Input records:
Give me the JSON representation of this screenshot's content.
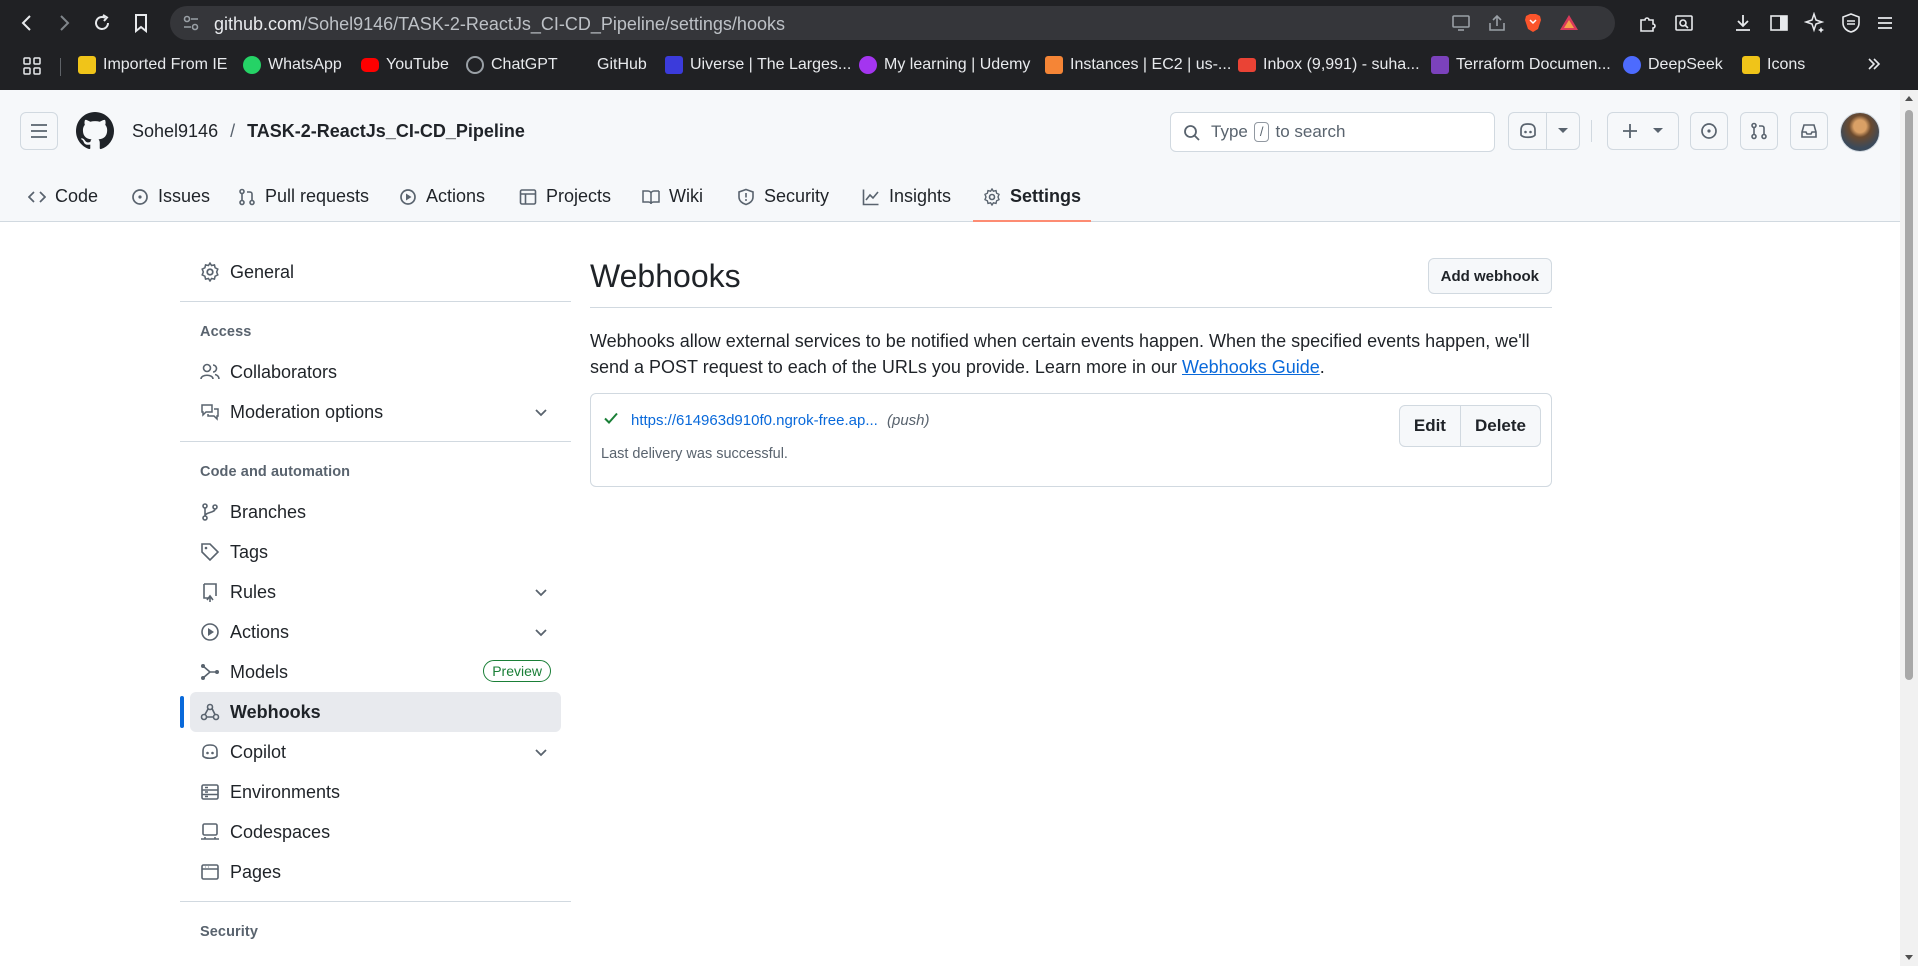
{
  "browser": {
    "url_host": "github.com",
    "url_path": "/Sohel9146/TASK-2-ReactJs_CI-CD_Pipeline/settings/hooks",
    "bookmarks": [
      {
        "label": "Imported From IE",
        "color": "#f0c419"
      },
      {
        "label": "WhatsApp",
        "color": "#25d366"
      },
      {
        "label": "YouTube",
        "color": "#ff0000"
      },
      {
        "label": "ChatGPT",
        "color": "#202124"
      },
      {
        "label": "GitHub",
        "color": "#202124"
      },
      {
        "label": "Uiverse | The Larges...",
        "color": "#3b3bdb"
      },
      {
        "label": "My learning | Udemy",
        "color": "#a435f0"
      },
      {
        "label": "Instances | EC2 | us-...",
        "color": "#f58536"
      },
      {
        "label": "Inbox (9,991) - suha...",
        "color": "#ea4335"
      },
      {
        "label": "Terraform Documen...",
        "color": "#7b42bc"
      },
      {
        "label": "DeepSeek",
        "color": "#4d6bfe"
      },
      {
        "label": "Icons",
        "color": "#f0c419"
      }
    ]
  },
  "header": {
    "owner": "Sohel9146",
    "separator": "/",
    "repo": "TASK-2-ReactJs_CI-CD_Pipeline",
    "search_pre": "Type",
    "search_key": "/",
    "search_post": "to search"
  },
  "tabs": [
    {
      "label": "Code",
      "icon": "code-icon"
    },
    {
      "label": "Issues",
      "icon": "issue-icon"
    },
    {
      "label": "Pull requests",
      "icon": "pull-request-icon"
    },
    {
      "label": "Actions",
      "icon": "play-icon"
    },
    {
      "label": "Projects",
      "icon": "table-icon"
    },
    {
      "label": "Wiki",
      "icon": "book-icon"
    },
    {
      "label": "Security",
      "icon": "shield-icon"
    },
    {
      "label": "Insights",
      "icon": "graph-icon"
    },
    {
      "label": "Settings",
      "icon": "gear-icon"
    }
  ],
  "sidebar": {
    "general": "General",
    "access_heading": "Access",
    "collaborators": "Collaborators",
    "moderation": "Moderation options",
    "code_heading": "Code and automation",
    "branches": "Branches",
    "tags": "Tags",
    "rules": "Rules",
    "actions": "Actions",
    "models": "Models",
    "models_badge": "Preview",
    "webhooks": "Webhooks",
    "copilot": "Copilot",
    "environments": "Environments",
    "codespaces": "Codespaces",
    "pages": "Pages",
    "security_heading": "Security"
  },
  "main": {
    "title": "Webhooks",
    "add_button": "Add webhook",
    "description": "Webhooks allow external services to be notified when certain events happen. When the specified events happen, we'll send a POST request to each of the URLs you provide. Learn more in our ",
    "guide_link": "Webhooks Guide",
    "period": ".",
    "hook": {
      "url": "https://614963d910f0.ngrok-free.ap...",
      "events": "(push)",
      "status": "Last delivery was successful.",
      "edit": "Edit",
      "delete": "Delete"
    }
  }
}
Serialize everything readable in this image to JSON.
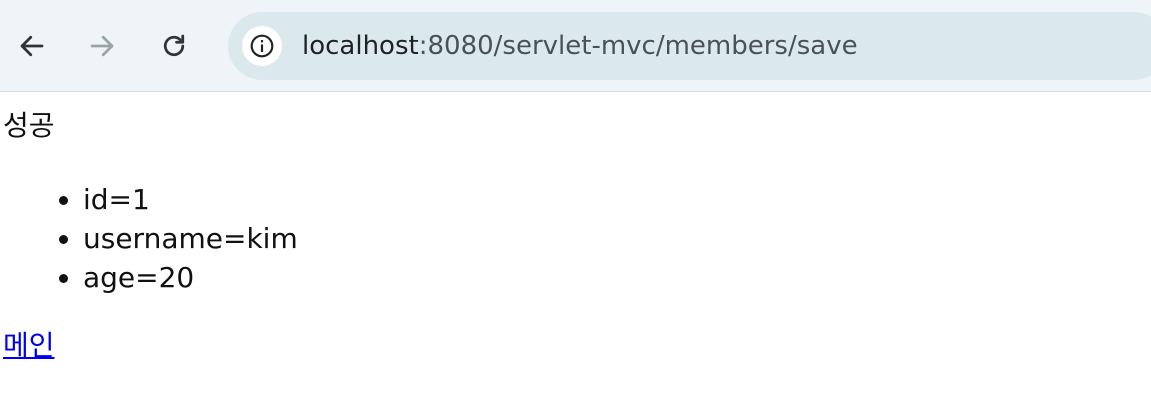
{
  "browser": {
    "url_host": "localhost",
    "url_rest": ":8080/servlet-mvc/members/save"
  },
  "page": {
    "status": "성공",
    "fields": [
      "id=1",
      "username=kim",
      "age=20"
    ],
    "main_link": "메인"
  },
  "icons": {
    "back": "arrow-left-icon",
    "forward": "arrow-right-icon",
    "reload": "reload-icon",
    "site_info": "info-icon"
  },
  "colors": {
    "toolbar_bg": "#eef4f8",
    "omnibox_bg": "#dbe9ee",
    "link": "#0000ee",
    "text": "#111111"
  }
}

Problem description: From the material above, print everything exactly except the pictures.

Written answer:
Give me the JSON representation of this screenshot's content.
{
  "browser": {
    "url_host": "github.com",
    "url_path": "/Sohel9146/TASK-2-ReactJs_CI-CD_Pipeline/settings/hooks",
    "bookmarks": [
      {
        "label": "Imported From IE",
        "color": "#f0c419"
      },
      {
        "label": "WhatsApp",
        "color": "#25d366"
      },
      {
        "label": "YouTube",
        "color": "#ff0000"
      },
      {
        "label": "ChatGPT",
        "color": "#202124"
      },
      {
        "label": "GitHub",
        "color": "#202124"
      },
      {
        "label": "Uiverse | The Larges...",
        "color": "#3b3bdb"
      },
      {
        "label": "My learning | Udemy",
        "color": "#a435f0"
      },
      {
        "label": "Instances | EC2 | us-...",
        "color": "#f58536"
      },
      {
        "label": "Inbox (9,991) - suha...",
        "color": "#ea4335"
      },
      {
        "label": "Terraform Documen...",
        "color": "#7b42bc"
      },
      {
        "label": "DeepSeek",
        "color": "#4d6bfe"
      },
      {
        "label": "Icons",
        "color": "#f0c419"
      }
    ]
  },
  "header": {
    "owner": "Sohel9146",
    "separator": "/",
    "repo": "TASK-2-ReactJs_CI-CD_Pipeline",
    "search_pre": "Type",
    "search_key": "/",
    "search_post": "to search"
  },
  "tabs": [
    {
      "label": "Code",
      "icon": "code-icon"
    },
    {
      "label": "Issues",
      "icon": "issue-icon"
    },
    {
      "label": "Pull requests",
      "icon": "pull-request-icon"
    },
    {
      "label": "Actions",
      "icon": "play-icon"
    },
    {
      "label": "Projects",
      "icon": "table-icon"
    },
    {
      "label": "Wiki",
      "icon": "book-icon"
    },
    {
      "label": "Security",
      "icon": "shield-icon"
    },
    {
      "label": "Insights",
      "icon": "graph-icon"
    },
    {
      "label": "Settings",
      "icon": "gear-icon"
    }
  ],
  "sidebar": {
    "general": "General",
    "access_heading": "Access",
    "collaborators": "Collaborators",
    "moderation": "Moderation options",
    "code_heading": "Code and automation",
    "branches": "Branches",
    "tags": "Tags",
    "rules": "Rules",
    "actions": "Actions",
    "models": "Models",
    "models_badge": "Preview",
    "webhooks": "Webhooks",
    "copilot": "Copilot",
    "environments": "Environments",
    "codespaces": "Codespaces",
    "pages": "Pages",
    "security_heading": "Security"
  },
  "main": {
    "title": "Webhooks",
    "add_button": "Add webhook",
    "description": "Webhooks allow external services to be notified when certain events happen. When the specified events happen, we'll send a POST request to each of the URLs you provide. Learn more in our ",
    "guide_link": "Webhooks Guide",
    "period": ".",
    "hook": {
      "url": "https://614963d910f0.ngrok-free.ap...",
      "events": "(push)",
      "status": "Last delivery was successful.",
      "edit": "Edit",
      "delete": "Delete"
    }
  }
}
Serialize everything readable in this image to JSON.
{
  "browser": {
    "url_host": "localhost",
    "url_rest": ":8080/servlet-mvc/members/save"
  },
  "page": {
    "status": "성공",
    "fields": [
      "id=1",
      "username=kim",
      "age=20"
    ],
    "main_link": "메인"
  },
  "icons": {
    "back": "arrow-left-icon",
    "forward": "arrow-right-icon",
    "reload": "reload-icon",
    "site_info": "info-icon"
  },
  "colors": {
    "toolbar_bg": "#eef4f8",
    "omnibox_bg": "#dbe9ee",
    "link": "#0000ee",
    "text": "#111111"
  }
}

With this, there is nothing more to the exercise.